It's not about the house.

Monday, March 19, 2007

Somebody's Gotta Do It...

Well, we had to cancel the St. Patrick's Day party. I loaded in 16 pounds of corned beef, ten pounds of potatoes, six pounds of onions, five pounds of carrots, four pounds of parsnips, two turnips, one giant cabbage and four cases of beer. I spent the week cleaning up the house from the construction mess and the porch from storing wood there in the winter. I pulled the decorations down from the attic two days ahead of time and filled the house with fresh-cut daffodils and little pots of faux-shamrocks the day before. I was so efficient, so organized, so ready - and then I woke up St. Patrick's Day morning and I had the euphemism. I'm mostly better now, but you'll forgive me for taking down the green background this morning because it was making me a litle queasy.

I spent the weekend in bed watching television - normally something I would love an excuse to do - but for the first ten hours there was absolutely nothing on. I watched The Real Housewives of Orange County (and later heard David Rakoff describe it on This American Life as "like watching paint dry - shallow, fake-breasted, Republican paint"). I watched a mini-marathon of Three's Company on TV Land and felt sorry for all the blonde girls because they weren't Suzanne Somers - until they showed a Chrissy episode and I felt bad for her because she was. I actually watched the last half of a Surreal Life Games but mustered up the energy to lunge for the remote when I Love New York came on. I was sick enough already, thank you.

That's when I discovered my new favorite show. It's called Dirty Jobs, and it's on the Discovery Channel. They were showing what turned out to be an all-weekend - meaning all through even Saturday night and until I fell asleep on Sunday - marathon. It can't be a new show if there are that many episodes kicking around, but I'd never heard of it before.

There's a host named Mike something, and he's cute and smart and fit and funny in a sexy-math-teacher kind of way (i.e., smart enough to know when to turn on the cute/fit/funny act and when to tone it down). If I'm being honest here, I'd have to say that he's the reason I left the TV on that channel, because the premise of the show - people write in with the myriad truly disgusting ways there are out there to earn a living, and he goes to work with them for a day and films it - certainly wasn't conducive to my getting well anytime soon.

I watched him make flowerpots out of cow poo, clean the inside of a 104-year-old boiler, sweep up Giraffe droppings at the San Francisco zoo, dismantle rotten floats after the Rose Bowl Parade, try to tell the difference between this odd insect's eggs and poo, mine salt using ammonium nitrate explosives, and dig through dried-up owl poo for teeny animal bones (actually, I think the owl stuff came out the other way, but there was a recurring excretory theme).

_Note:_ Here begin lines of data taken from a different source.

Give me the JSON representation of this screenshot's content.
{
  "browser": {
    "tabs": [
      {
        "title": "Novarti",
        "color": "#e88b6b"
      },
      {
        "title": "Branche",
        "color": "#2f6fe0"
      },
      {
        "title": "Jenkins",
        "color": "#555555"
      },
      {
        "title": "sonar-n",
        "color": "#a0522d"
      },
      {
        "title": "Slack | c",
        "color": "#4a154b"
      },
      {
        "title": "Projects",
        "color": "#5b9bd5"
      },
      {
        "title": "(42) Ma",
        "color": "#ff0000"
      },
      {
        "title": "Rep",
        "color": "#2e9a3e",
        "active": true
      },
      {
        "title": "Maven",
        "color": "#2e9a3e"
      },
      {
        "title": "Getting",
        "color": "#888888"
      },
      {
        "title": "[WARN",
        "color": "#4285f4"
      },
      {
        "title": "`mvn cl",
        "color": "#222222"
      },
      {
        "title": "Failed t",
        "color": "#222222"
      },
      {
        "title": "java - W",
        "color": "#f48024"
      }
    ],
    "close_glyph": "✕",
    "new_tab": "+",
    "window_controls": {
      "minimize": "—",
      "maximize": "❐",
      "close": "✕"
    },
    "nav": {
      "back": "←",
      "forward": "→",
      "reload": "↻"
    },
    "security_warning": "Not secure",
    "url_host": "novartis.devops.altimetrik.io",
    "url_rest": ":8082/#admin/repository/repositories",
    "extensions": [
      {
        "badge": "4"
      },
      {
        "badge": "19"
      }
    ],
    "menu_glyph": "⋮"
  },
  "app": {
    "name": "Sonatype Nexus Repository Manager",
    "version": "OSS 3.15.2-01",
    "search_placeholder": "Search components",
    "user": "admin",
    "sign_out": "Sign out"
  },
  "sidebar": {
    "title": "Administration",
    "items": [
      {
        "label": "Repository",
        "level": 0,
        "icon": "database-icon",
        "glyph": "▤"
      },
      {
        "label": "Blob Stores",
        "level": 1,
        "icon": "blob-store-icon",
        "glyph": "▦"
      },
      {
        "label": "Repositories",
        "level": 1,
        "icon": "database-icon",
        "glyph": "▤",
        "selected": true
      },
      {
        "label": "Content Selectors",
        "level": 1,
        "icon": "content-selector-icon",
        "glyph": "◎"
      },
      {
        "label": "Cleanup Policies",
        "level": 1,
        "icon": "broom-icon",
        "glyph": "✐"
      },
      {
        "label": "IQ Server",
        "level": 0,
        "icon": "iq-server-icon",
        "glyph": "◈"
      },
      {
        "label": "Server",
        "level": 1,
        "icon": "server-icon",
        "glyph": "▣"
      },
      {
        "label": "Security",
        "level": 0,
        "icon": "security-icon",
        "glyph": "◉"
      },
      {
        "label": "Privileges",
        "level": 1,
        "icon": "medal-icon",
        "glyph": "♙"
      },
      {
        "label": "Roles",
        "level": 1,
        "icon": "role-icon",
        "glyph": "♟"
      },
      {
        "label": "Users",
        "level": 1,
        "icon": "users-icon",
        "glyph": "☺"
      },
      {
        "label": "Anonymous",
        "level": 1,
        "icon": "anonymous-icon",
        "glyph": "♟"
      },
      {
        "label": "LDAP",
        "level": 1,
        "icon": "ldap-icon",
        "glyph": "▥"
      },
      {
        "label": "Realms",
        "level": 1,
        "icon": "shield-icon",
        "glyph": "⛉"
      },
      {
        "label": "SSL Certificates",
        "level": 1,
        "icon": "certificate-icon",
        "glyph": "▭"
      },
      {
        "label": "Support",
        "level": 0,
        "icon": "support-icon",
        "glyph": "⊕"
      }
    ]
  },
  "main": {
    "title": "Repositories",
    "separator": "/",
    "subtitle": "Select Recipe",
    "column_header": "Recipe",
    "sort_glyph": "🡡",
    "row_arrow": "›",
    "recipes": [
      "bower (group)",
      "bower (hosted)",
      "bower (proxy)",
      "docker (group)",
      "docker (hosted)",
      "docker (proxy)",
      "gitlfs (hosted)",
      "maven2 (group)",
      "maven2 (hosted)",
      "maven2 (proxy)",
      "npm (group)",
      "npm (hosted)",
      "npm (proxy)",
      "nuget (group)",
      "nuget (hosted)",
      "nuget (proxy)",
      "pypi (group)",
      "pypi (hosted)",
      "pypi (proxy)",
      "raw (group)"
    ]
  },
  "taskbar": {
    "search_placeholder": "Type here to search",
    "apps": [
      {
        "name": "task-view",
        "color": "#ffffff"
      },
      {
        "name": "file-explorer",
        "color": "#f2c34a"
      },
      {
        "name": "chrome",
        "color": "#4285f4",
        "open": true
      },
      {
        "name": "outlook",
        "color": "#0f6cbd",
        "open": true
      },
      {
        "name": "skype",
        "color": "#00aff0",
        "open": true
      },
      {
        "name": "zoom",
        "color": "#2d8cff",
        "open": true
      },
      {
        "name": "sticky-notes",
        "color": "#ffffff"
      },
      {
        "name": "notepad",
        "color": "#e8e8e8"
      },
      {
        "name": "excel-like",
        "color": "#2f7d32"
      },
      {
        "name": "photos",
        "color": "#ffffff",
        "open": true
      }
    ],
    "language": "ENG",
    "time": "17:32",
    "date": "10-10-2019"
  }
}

It's fascinating. Especially because all the people who do all these awful jobs seem so cheerful about them. It's possible, of course, that having a TV crew on hand and a cute, smart, sexy math teacher to do your job for you can have a mood-elevating effect (the few women he encounters are, without exception, positively giddy). But for the most part - even including the airport incinerator operator, who was really disturbingly creepy in a Sling-Blade-starring-Larry-"Bud"-Melman kind of way - I believed that all these people really loved their dirty jobs.

Until he got to New Orleans.

The poor bastards working residential demolition in New Orleans had all had jobs they loved before the storm and this wasn't anything like any of them. They'd been bouncers, financial something-or-others, butchers, bakers, candlestick-makers - and now they were slinging sledgehammers in rotten houses because, as one of them put it, "we have a love for the city and want to see it survive - and also because we need the paycheck." Another guy, when Mike couldn't get the sledgehammer through the wall and asked what they normally do in this situation, said "hit it harder" and put the hammer through on his first try. A third fellow, asked by Mr. Cute/Smart what kind of cockroaches were swarming over all the food that had been abandoned in the cupboard, answered flatly "I don't know. I try not to think about them very much."

Now, I don't know anything about the misery that New Orleans has been these past few years, but I do know a little bit about dismantling a rotten house. We didn't have cockroaches, thank god, but we did have slime and mold and black-stink mildew and bronchial infections. Johnny did most of the actual work because he's chivalrous like that, but I lived in the house all through it and I helped load the dumpster. And let me tell you - I don't know what they're paying those butchers and bakers down in the Crescent City, but there isn't enough money in the world...

Thank god he went from there to expressing a poodle's anal glands. Otherwise I might have gotten sick.

1 comment:

Courtney Miller-Callihan said...

My husband is a new convert to that show too. I find it really yucky, but I'm with you about the host. He is a lot of fun to watch.

Hope you feel better soon!